‘Drowning Without Water’ is the work that told me I was capturing the colours of a parched landscape. Perhaps that’s why I wanted to express the presence of water in the title and the blatant droplets of paint? Here is Ada, her clothes rightly just out of style for 1927, walking to an unseen river.
I spent a year thinking of her, even found her grave off to the to the side at Deepwater’s cemetery. I understand the challenges of country living, how they can wreak havoc on families when death makes its inevitable call. With apologies to Ada’s surviving relatives, some of whom we have met since moving here, I borrowed her tale for a while for this series of ‘New England Gothic’.
By 2019 even my brushed dried up… bushfires are hardly inspiring, and adrenalin drains creative juices almost completely.
Almost… when the green tinge returned I could barely contain my desire to capture it, and a series of works emerged with greens so impossible that no-one would believe such bright hues, captured not with liquid paint but dirt-dry chalk pastels.
The drought is not over for everyone, but the rains have stayed for us, and the Deepwater River is flowing again. I saw the plain of Dundee so water-soaked the pools reflected rays of light. I saw hillsides with verdant green at their feet, while the seed heads of the grasslands tinged the sloped with a new dry gold. I saw weather where for so long there had really been nothing but dry skies. I saw change that seemed like it was never going to come again.

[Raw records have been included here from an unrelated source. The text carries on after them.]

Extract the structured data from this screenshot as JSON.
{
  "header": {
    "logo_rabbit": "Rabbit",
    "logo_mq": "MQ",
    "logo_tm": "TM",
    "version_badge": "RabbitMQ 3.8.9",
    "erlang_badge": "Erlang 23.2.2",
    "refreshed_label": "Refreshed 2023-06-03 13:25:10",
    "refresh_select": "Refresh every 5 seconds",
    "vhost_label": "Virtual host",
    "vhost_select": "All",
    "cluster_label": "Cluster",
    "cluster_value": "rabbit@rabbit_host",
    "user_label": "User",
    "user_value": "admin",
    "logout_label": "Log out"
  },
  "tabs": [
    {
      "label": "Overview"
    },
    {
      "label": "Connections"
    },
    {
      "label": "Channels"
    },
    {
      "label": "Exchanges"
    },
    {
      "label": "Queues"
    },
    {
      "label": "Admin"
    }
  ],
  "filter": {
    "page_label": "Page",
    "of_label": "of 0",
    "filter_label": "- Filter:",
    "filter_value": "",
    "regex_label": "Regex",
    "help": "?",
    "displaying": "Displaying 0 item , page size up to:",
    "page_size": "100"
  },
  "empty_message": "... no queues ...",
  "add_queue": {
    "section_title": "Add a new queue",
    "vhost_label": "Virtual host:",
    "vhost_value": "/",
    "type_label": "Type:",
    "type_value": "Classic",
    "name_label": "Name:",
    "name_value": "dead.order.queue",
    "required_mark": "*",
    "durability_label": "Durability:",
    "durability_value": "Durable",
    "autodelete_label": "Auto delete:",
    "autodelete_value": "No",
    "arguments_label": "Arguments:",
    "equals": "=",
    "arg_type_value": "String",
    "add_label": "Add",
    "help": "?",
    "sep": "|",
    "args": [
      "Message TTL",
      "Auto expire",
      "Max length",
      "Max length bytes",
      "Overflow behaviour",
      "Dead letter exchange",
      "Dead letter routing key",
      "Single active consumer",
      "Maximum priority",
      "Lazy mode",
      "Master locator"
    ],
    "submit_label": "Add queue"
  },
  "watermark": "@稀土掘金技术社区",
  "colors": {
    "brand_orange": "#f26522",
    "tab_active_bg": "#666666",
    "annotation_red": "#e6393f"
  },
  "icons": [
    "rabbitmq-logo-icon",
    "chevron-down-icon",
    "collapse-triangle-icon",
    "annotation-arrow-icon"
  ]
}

The Deepwater Country collection bleeds from greens and greys, to a fool’s gold, and then back to a surreal burst of colour that I’ve heard some locals confess to being desperate for. I know I was.